Fact-Check the Rhyme

Illustration for article titled Fact-Check the Rhyme

By Paul Devlin

As of this week, rap finally has an anthology, published by Yale University Press. The Anthology of Rap sets out to capture the evolution of rap lyrics through what its editors consider representative examples, collecting the work of a wide variety of MCs who recorded from 1979 through 2009, from Grandmaster Caz to Joell Ortiz. More so than most anthologies, the book is also an essay collection, featuring substantive general and chapter introductions by the editors and essays from Henry Louis Gates Jr., Chuck D and Common. The eye-opening essay by Gates (who is editor-in-chief of The Root, a Slate sister site) provides deep historical context for rap; it alone makes the book worth owning.


Edited by two young yet accomplished professors of English, Adam Bradley and Andrew DuBois, and featuring an advisory board of prominent professors and journalists (though tellingly, no rappers), The Anthology of Rap is a good start, but it will inspire mixed emotions. Most anthologies feature the name of their publisher: The Norton Anthology of African American LiteratureThe Oxford Anthology of English Poetry. This book is simply The Anthology of Rap, not The Yale Anthology of Rap. The title seems to present a claim to definitiveness, and that is wrong for any anthology, but especially for one that makes no mention of innovators like DJ Quik, Redman, Keith Murray, Grand Puba, Sadat X, Rah Digga or M.O.P., while finding room for also-rans Foxxy Brown, M.I.A. and Twista. The editors claim to be supersensitive to the role of women in hip-hop, but as the excluded Remy Ma might say, whateva.
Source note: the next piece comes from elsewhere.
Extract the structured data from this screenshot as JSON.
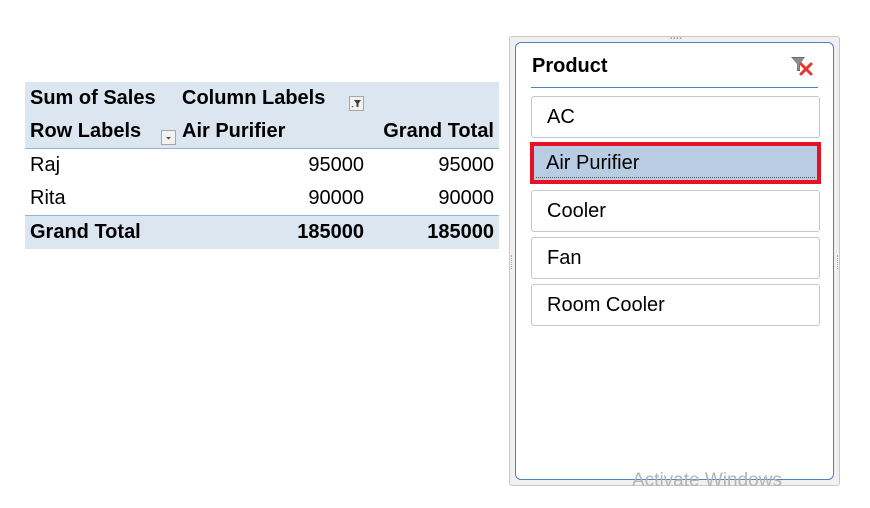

Of course, anthologies will always provoke arguments over who was included and who was left out in the cold. An anthology of rap runs the risk of raising hackles over a different problem: transcription. Transcription of rap lyrics is excruciatingly difficult, due to speed of delivery, slang, purposeful mispronunciation, and the problem of the beat sometimes momentarily drowning out or obscuring the lyrics. (And unlike rock or pop albums, rap album booklets very rarely include lyrics.) This is why so many websites devoted to the endeavor have (and have always had) horrendous mistakes and one reason DuBois and Bradley's book was badly needed. Alas, too often it makes mistakes of its own.

Read the rest of this article on Slate.